Playing the boxes game adds another layer of excitement to the Super Bowl, especially if your favorite team failed to make the NFL’s championship game and you’d like to have a little gambling action without visiting a casino or signing up with an online book maker. The way the game’s usually set up keeps players on their seat throughout the title matchup.

It's an easy game to play and follow. The basic rules and the grid, which we explain in detail below, involves picking the score of each quarter and the final score. For example, if you have box 7 for the Broncos and box 6 for the Panthers and the first quarter ends 7-6 Broncos, you win that quarter.

Going further, if its 14-10 Broncos at the end of the second quarter and you have Denver’s box 4 and Carolina’s box 0, you would also take down that pot of money. The game continues in the third quarter and then the end of the fourth.

That’s a very simply explanation, but for those interested in some of the finer nuances of the Super Bowl squares or boxes game, here’s a quick breakdown of how to set up your own game and the rules most games follow.

Designing The Boxes

Based on our pool for Super Bowl 50, designing the box is really quite simple. Start by downloading and printing ours, or construct your own with a regular piece of blank paper or make a huge one on a big piece of poster board.

To make it yourself, first draw a massive rectangle with enough space to break that rectangle up into 100 smaller squares. Assign a team to the top, or x-axis, and the other to the side, or y-axis. It doesn’t matter which team is where.

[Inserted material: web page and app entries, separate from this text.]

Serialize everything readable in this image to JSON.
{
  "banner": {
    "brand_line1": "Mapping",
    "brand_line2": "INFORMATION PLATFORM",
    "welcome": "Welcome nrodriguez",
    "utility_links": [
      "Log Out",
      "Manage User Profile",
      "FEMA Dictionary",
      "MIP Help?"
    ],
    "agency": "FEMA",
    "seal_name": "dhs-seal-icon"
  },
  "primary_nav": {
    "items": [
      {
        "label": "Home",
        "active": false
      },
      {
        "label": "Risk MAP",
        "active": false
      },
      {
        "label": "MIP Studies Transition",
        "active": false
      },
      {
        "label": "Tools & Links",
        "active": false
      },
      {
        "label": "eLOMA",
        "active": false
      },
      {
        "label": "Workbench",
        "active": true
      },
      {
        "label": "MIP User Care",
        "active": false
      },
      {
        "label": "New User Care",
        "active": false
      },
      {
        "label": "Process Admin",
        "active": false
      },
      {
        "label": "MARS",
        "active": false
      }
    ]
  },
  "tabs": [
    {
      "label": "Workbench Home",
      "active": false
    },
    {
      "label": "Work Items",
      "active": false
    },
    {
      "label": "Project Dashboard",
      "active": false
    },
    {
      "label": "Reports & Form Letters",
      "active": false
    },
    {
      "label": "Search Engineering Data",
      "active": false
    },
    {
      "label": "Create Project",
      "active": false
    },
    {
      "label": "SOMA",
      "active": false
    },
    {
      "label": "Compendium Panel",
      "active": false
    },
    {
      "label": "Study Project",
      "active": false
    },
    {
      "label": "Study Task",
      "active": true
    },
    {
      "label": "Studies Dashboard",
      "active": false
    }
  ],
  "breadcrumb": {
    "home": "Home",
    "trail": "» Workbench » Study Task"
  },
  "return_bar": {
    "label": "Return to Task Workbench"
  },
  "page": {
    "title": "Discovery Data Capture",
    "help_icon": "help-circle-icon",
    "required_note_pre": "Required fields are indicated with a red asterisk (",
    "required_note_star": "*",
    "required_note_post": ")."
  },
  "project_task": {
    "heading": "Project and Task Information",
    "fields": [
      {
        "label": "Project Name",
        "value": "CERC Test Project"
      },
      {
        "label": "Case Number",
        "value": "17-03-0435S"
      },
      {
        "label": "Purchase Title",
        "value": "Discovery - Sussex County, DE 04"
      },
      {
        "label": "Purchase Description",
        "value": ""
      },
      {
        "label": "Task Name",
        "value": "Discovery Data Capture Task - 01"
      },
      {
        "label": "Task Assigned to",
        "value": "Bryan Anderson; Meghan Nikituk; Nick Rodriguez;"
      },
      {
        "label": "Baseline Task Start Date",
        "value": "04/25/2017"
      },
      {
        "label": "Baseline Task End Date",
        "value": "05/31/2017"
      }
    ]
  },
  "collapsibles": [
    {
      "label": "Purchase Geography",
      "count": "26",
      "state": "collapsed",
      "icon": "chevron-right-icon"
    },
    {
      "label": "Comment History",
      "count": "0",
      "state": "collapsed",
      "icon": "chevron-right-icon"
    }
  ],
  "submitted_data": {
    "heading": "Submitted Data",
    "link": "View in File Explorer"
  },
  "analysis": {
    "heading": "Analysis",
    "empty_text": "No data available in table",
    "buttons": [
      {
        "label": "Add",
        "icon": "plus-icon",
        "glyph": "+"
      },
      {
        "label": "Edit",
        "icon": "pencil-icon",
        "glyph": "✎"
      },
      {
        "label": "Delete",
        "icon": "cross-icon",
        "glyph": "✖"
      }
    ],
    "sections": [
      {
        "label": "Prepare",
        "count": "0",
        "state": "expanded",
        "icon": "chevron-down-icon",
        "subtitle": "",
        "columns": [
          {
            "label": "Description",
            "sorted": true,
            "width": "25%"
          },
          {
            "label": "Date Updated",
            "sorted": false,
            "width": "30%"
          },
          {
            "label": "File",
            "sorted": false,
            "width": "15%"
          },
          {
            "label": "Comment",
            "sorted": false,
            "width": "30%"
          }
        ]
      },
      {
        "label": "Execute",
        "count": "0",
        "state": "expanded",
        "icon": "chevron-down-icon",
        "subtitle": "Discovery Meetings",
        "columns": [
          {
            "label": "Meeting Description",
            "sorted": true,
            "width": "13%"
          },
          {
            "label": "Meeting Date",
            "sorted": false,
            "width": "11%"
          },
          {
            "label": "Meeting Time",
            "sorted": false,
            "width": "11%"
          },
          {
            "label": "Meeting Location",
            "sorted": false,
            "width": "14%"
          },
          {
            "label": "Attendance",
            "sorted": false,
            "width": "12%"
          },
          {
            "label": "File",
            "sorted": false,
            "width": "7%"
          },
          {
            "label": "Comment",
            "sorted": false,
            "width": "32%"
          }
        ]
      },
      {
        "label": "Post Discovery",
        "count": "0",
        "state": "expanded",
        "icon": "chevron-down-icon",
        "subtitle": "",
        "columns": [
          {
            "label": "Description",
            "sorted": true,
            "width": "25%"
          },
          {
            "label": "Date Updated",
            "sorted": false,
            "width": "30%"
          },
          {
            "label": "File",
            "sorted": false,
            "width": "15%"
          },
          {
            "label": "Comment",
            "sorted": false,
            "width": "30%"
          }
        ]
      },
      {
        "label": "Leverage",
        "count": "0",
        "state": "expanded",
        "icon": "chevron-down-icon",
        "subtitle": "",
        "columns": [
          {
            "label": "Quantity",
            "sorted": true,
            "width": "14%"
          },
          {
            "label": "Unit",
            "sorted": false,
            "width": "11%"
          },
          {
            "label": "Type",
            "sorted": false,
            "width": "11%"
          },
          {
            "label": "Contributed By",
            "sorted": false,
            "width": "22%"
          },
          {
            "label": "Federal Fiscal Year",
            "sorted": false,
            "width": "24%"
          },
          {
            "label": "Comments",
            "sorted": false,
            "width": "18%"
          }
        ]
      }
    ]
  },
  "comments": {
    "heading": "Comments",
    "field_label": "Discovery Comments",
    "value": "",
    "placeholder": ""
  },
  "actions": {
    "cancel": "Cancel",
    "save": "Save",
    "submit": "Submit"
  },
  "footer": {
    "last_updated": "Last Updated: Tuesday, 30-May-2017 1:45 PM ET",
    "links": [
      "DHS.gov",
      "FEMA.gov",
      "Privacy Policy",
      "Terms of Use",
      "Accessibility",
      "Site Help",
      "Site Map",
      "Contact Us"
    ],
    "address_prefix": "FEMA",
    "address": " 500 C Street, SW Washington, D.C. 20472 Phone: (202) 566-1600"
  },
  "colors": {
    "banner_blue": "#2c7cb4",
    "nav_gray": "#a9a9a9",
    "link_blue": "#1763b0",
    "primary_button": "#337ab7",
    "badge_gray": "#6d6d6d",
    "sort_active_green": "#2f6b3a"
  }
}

Assigning Teams And Numbers

After you’ve created your full board and broken up the squares, it’s time to assign numbers. The numbers run from 0 all the way to 9. They are assigned randomly to both the team on top and the one on the side. Usually pool officiants will draw the numbers out of a hat to make it random and more exciting.

Once you’ve designated the numbers for each box, it’s time to sell off each of those boxes to the players.

But most ways to play is to have everyone bet on boxes first, and then assign numbers on the x or y axis by pulling them out of a hat. The first number to be picked goes in the upper left corner and the second number goes either along the x and y axis until all the boxes are filled. This allows for all participants to have an even chance of winning.

Picking Winning Numbers

The whole point is to have a box on numbers that will reflect the score at the end of each quarter and at the very end. Since touchdowns can be scored as either 6, 7, or 8 points, field goals are always 3 points, and safeties are always 2 points, you want to land the numbers that properly add up to a typical football score. The most popular choices are 0s, 1s, 3s, 4s, 6s, and 7s. 

How Many Players Can Participate?

As long as there is a box to bet on, anyone can play. Players can also bet on multiple boxes.

Does The Winner Take The Whole Pot?

Yes. There is no second place. You can keep playing for each quarter of the Super Bowl so there are four big chances to play and win. 

How Much Should Be Bet Per Box?

It depends on how much your group likes to gamble. Most bars charge $5 a box, but office pools can up the wager to $10 or $20 or a lot more.